By Fred Sgambati (’83)
The Acadia Alumni Association is pleased to announce that Dr. Juan Carlos López is the recipient of this year’s Acadia Alumni Faculty Award for Excellence in Teaching.
Dr. López has taught biology at Acadia University in the Faculty of Pure and Applied Science since 2014 and has made a dramatic and lasting impact that resonates deeply throughout the department and with his students. Compassionate, down-to-earth and approachable, he has an innate ability to understand and connect with his students, many of whom have noted his teaching acumen and the infectious passion he brings to his vocation.
Alumni Association President Donalda MacBeath (’75) thanked the selection committee for their diligence and applauded Dr. López on being named the 2021 Faculty Award for Excellence in Teaching recipient. “The Acadia student experience is fundamental to the University’s success as an institution, and faculty members like Dr. López are one of the primary reasons why Acadia is consistently ranked among the premier post-secondary institutions in Canada. His caring and collaborative approach to learning embraces the tenets of diversity, equity and inclusion to ensure that each student feels valued and respected, establishing a standard of behaviour that students model and later represent as members of the Acadia alumni family.”
Dr. López’s teaching philosophy is remarkably straightforward: “As a science educator my main objective is to use interactive learning to create an environment in which learners integrate knowledge by asking and answering relevant questions. I guide learners to assimilate their own knowledge with the new information – not only to understand new concepts, but to critically construct new conclusions.”
Students appreciate that his primary goal is their success, “and he continues to seek it out with respect, patience and compromise,” notes Helen Allen (’21) and Keeler Colton, co-presidents of the Bio Society. Danni Harper (’20), a biology grad student who worked with him as a teaching assistant (TA), says Dr. López “has led by example and instilled in me an absolute joy of teaching.”
Dr. López has made a strong impact in research as well, supervising 10 students in independent research topics and co-supervising two honours and one master’s student. Five of his six publications at Acadia have students as co-authors, including two papers on teaching. His teaching excellence was recognized last fall when he received the Faculty of Pure and Applied Science (FPAS) Teaching Award 2020.
His teaching innovation springs from creating new labs, pedagogical approaches and training workshops that focus on issues relevant to students today. A good example was the implementation under Dr. López’s supervision of a new module on Mi’kmaq Traditional Knowledge constructed by Leah Creaser, honours student and President of the Indigenous Student Society of Acadia.
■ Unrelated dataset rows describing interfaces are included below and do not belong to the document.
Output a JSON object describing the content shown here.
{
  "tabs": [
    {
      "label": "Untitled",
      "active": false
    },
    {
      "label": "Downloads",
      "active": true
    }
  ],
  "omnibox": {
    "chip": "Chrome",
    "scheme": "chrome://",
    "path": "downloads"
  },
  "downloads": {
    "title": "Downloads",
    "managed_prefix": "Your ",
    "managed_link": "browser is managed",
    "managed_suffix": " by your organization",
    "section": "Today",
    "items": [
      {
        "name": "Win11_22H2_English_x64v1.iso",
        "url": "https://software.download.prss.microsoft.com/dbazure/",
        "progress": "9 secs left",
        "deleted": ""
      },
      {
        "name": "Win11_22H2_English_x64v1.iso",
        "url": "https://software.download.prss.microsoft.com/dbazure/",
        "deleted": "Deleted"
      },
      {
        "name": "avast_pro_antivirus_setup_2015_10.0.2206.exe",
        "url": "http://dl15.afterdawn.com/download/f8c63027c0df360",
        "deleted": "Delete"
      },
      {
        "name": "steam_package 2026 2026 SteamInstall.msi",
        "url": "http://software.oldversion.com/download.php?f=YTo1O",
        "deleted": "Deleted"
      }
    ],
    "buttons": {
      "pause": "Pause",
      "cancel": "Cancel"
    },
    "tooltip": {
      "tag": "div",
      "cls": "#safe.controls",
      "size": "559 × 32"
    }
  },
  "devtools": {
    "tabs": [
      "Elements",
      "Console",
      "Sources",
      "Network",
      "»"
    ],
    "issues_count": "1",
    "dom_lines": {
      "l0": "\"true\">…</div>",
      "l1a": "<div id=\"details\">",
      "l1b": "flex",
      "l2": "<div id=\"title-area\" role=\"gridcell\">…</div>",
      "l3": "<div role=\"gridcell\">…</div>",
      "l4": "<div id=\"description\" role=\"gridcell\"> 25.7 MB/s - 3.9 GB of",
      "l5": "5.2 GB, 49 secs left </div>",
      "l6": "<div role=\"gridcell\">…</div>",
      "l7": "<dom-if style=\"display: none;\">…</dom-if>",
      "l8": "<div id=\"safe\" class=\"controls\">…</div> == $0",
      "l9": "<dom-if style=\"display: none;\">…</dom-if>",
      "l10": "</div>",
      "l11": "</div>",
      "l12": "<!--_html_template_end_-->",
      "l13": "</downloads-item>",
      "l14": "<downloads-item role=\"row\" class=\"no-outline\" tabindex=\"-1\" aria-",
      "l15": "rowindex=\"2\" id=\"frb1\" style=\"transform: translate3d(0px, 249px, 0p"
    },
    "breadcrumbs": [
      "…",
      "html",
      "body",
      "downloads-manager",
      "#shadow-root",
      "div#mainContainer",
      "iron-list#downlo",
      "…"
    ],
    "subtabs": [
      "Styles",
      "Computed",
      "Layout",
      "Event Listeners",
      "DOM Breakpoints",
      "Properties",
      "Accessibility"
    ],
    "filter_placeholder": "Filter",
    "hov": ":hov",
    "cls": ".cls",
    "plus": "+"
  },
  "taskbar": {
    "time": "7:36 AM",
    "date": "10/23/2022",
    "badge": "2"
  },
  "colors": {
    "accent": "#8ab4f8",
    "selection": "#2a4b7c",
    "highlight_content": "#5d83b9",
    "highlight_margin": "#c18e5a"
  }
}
This lab was paired with a lecture by Keptin Jeff Purdy (Acadia First Nation) and was well received by biology majors.
Creaser says, “I expressed my concerns about being a Mi’kmaq student in the lab and feeling disconnected because there was no recognition of native plants and their uses culturally in Mi’kma’ki. Juan Carlos allowed me to take on a research topic to manipulate the lab to incorporate the importance of Mi’kmaq Traditional Knowledge, and then implemented this as curriculum in his lab, overall making the relationship that has for so long been severed between Mi’kmaq and academia a respectful one for me.”
Kristen Noel, master’s student and graduate Teaching Assistant for introductory bio labs supervised by Dr. López, adds, “Dr. López ensures that all of his students are aware that Acadia University is in Mi'kma'ki, the ancestral territory of the Mi’kmaq nation, and what this means. This past year, he did a wonderful job incorporating Traditional Ecological Knowledge into the labs. As budding scientists, it is imperative that we understand the value of Traditional Ecological Knowledge and use it in scientific research, outreach, conservation planning, and wildlife management.”
Additionally, while adjusting to online teaching this year, Dr. López prioritized working with smaller groups of students in the online labs so that students would have a more personal connection with Acadia faculty. He also created an Equity, Diversity and Inclusion (EDI) workshop for the biology teaching assistants, with participation from the Equity Officer, the Indigenous Student Advisor and the Wong International Centre that was later included in a campus-wide TA training program. This workshop was eye-opening and helped TAs discover the importance of an inclusive learning environment. EDI is a major focus of Dr. López, and his commitment to inclusive learning has opened the door for some thought-provoking discussions in the biology department.
Harper concludes, “Juan Carlos is the kind of teacher that helps you to shape your future; the kind you will never forget. He is the kind of teacher that every teacher should be.”